|U.S. Classification||376/263, 376/268, 376/271, 976/DIG.245, 376/258|
|International Classification||B66C13/48, G21C19/18, B66C9/16, B66C13/46, G21C19/02, B66C13/22|
|Cooperative Classification||B66C13/46, G21C19/02, B66C13/48|
|European Classification||B66C13/46, G21C19/02, B66C13/48|
|Jul 27, 1981||AS||Assignment|
Owner name: GENERAL ELECTRIC COMPANY, A CORP. OF N.Y.
Free format text: ASSIGNMENT OF ASSIGNORS INTEREST.;ASSIGNORS:HOWARD, NORMAN C.;MILLER, KENNETH R.;LUSSIER, MATTHEW C.;REEL/FRAME:003906/0683;SIGNING DATES FROM 19810717 TO 19810720

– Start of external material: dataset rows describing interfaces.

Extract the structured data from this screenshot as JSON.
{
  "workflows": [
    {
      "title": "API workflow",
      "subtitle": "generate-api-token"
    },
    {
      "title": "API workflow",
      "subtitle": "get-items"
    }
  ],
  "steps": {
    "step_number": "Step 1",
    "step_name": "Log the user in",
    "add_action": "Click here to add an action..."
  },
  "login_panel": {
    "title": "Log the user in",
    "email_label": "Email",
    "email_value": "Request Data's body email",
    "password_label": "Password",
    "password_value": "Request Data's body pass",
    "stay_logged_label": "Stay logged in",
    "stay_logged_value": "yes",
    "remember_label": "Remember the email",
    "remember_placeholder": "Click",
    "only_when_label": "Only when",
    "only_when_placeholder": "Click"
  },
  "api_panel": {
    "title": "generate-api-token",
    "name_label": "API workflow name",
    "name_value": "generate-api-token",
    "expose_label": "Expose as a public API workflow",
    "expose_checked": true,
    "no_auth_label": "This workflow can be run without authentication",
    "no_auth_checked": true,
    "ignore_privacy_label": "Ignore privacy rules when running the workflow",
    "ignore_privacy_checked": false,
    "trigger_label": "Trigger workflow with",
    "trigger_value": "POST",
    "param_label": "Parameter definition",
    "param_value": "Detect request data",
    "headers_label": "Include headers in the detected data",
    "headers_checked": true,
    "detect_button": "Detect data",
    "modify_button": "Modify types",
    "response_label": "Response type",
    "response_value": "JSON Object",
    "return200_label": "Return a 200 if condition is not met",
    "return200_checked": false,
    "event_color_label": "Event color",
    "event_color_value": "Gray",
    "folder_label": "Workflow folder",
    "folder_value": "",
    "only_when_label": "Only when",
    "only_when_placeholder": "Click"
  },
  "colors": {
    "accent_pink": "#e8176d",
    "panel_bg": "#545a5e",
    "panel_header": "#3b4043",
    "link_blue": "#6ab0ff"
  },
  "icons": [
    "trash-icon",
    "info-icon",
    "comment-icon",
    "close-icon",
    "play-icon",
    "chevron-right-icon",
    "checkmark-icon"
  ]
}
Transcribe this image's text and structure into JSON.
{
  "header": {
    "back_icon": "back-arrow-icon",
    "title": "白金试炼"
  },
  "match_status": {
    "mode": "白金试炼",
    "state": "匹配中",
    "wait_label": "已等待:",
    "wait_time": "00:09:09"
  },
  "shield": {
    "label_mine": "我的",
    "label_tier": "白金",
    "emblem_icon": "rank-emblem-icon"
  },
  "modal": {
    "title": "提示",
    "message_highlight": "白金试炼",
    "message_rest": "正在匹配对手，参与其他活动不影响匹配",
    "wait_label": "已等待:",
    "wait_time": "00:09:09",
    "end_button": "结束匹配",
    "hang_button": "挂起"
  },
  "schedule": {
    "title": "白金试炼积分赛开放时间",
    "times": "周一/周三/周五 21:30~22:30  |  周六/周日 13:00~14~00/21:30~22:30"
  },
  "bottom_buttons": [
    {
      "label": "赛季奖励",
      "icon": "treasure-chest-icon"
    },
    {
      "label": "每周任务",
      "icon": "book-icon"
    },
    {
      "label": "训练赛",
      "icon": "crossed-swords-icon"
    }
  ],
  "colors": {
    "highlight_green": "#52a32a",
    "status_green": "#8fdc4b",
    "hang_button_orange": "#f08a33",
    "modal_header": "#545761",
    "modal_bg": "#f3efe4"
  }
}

Owner name: GENERAL ELECTRIC COMPANY
Free format text: ASSIGNMENT OF ASSIGNORS INTEREST;ASSIGNORS:HOWARD, NORMAN C.;MILLER, KENNETH R.;LUSSIER, MATTHEW C.;SIGNING DATES FROM 19810717 TO 19810720;REEL/FRAME:003906/0683
|Feb 24, 1987||FPAY||Fee payment|
Year of fee payment: 4
|Apr 11, 1991||FPAY||Fee payment|
Year of fee payment: 8
|Jun 19, 1995||FPAY||Fee payment|
Year of fee payment: 12